_Task goal_: Within the listing below, locate all lines containing the word "Mola". Copy each one.

|---|

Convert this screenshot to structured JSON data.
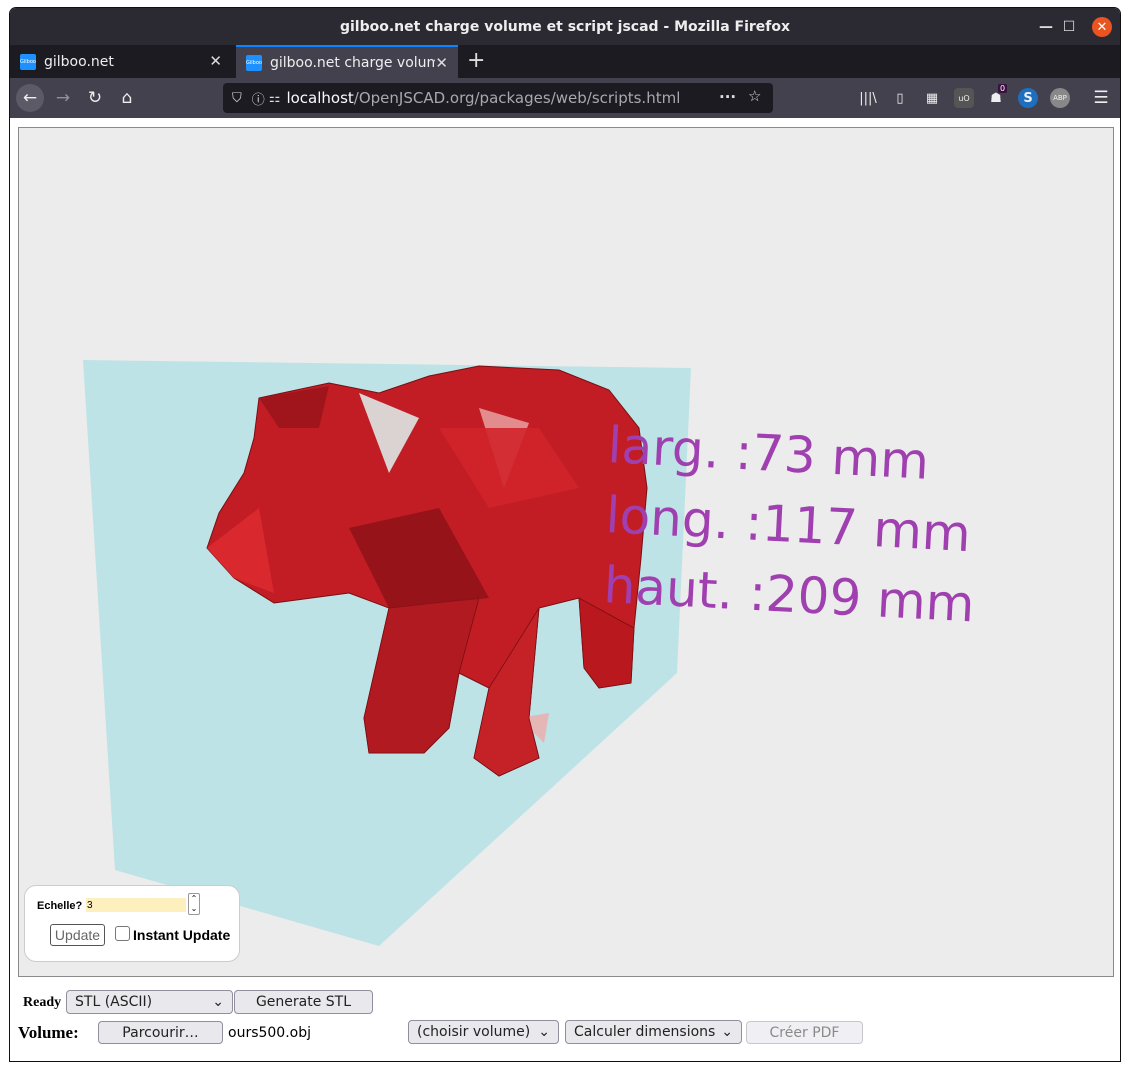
{
  "window": {
    "title": "gilboo.net charge volume et script jscad - Mozilla Firefox"
  },
  "tabs": [
    {
      "label": "gilboo.net",
      "favicon_text": "Gilboo",
      "active": false
    },
    {
      "label": "gilboo.net charge volume et script jscad",
      "favicon_text": "Gilboo",
      "active": true
    }
  ],
  "url": {
    "host": "localhost",
    "path": "/OpenJSCAD.org/packages/web/scripts.html"
  },
  "toolbar": {
    "notification_badge": "0",
    "abp_label": "ABP",
    "ublock_label": "uO"
  },
  "viewer": {
    "dimension_texts": [
      "larg. :73 mm",
      "long. :117 mm",
      "haut. :209 mm"
    ],
    "text_color": "#a040b0",
    "model_color": "#c01e24",
    "bbox_color": "#b8e2e6"
  },
  "params": {
    "label": "Echelle?",
    "value": "3",
    "update_label": "Update",
    "instant_update_label": "Instant Update",
    "instant_update_checked": false
  },
  "status": {
    "ready_label": "Ready",
    "format_selected": "STL (ASCII)",
    "generate_label": "Generate STL"
  },
  "volume": {
    "label": "Volume:",
    "browse_label": "Parcourir…",
    "file_name": "ours500.obj",
    "choose_selected": "(choisir volume)",
    "calc_selected": "Calculer dimensions",
    "pdf_label": "Créer PDF"
  }
}
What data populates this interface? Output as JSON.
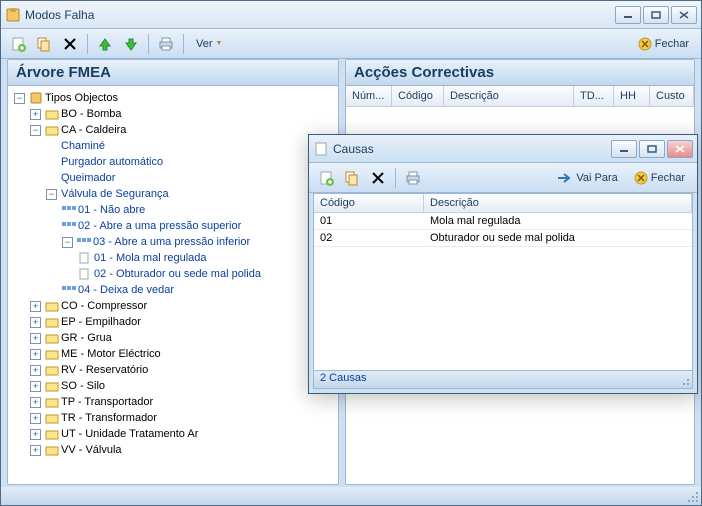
{
  "main": {
    "title": "Modos Falha",
    "toolbar_menu": "Ver",
    "close_label": "Fechar",
    "left_panel_title": "Árvore FMEA",
    "right_panel_title": "Acções Correctivas",
    "grid_columns": [
      "Núm...",
      "Código",
      "Descrição",
      "TD...",
      "HH",
      "Custo"
    ]
  },
  "tree": {
    "root": "Tipos Objectos",
    "items": [
      {
        "label": "BO - Bomba"
      },
      {
        "label": "CA - Caldeira",
        "children": [
          {
            "label": "Chaminé",
            "blue": true
          },
          {
            "label": "Purgador automático",
            "blue": true
          },
          {
            "label": "Queimador",
            "blue": true
          },
          {
            "label": "Válvula de Segurança",
            "blue": true,
            "children": [
              {
                "label": "01 - Não abre",
                "blue": true
              },
              {
                "label": "02 - Abre a uma pressão superior",
                "blue": true
              },
              {
                "label": "03 - Abre a uma pressão inferior",
                "blue": true,
                "children": [
                  {
                    "label": "01 - Mola mal regulada",
                    "blue": true
                  },
                  {
                    "label": "02 - Obturador ou sede mal polida",
                    "blue": true
                  }
                ]
              },
              {
                "label": "04 - Deixa de vedar",
                "blue": true
              }
            ]
          }
        ]
      },
      {
        "label": "CO - Compressor"
      },
      {
        "label": "EP - Empilhador"
      },
      {
        "label": "GR - Grua"
      },
      {
        "label": "ME - Motor Eléctrico"
      },
      {
        "label": "RV - Reservatório"
      },
      {
        "label": "SO - Silo"
      },
      {
        "label": "TP - Transportador"
      },
      {
        "label": "TR - Transformador"
      },
      {
        "label": "UT - Unidade Tratamento Ar"
      },
      {
        "label": "VV - Válvula"
      }
    ]
  },
  "child": {
    "title": "Causas",
    "goto_label": "Vai Para",
    "close_label": "Fechar",
    "columns": [
      "Código",
      "Descrição"
    ],
    "rows": [
      {
        "codigo": "01",
        "descricao": "Mola mal regulada"
      },
      {
        "codigo": "02",
        "descricao": "Obturador ou sede mal polida"
      }
    ],
    "status": "2 Causas"
  }
}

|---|

_Solution to the problem_:
                    "label": "01 - Mola mal regulada",
        "descricao": "Mola mal regulada"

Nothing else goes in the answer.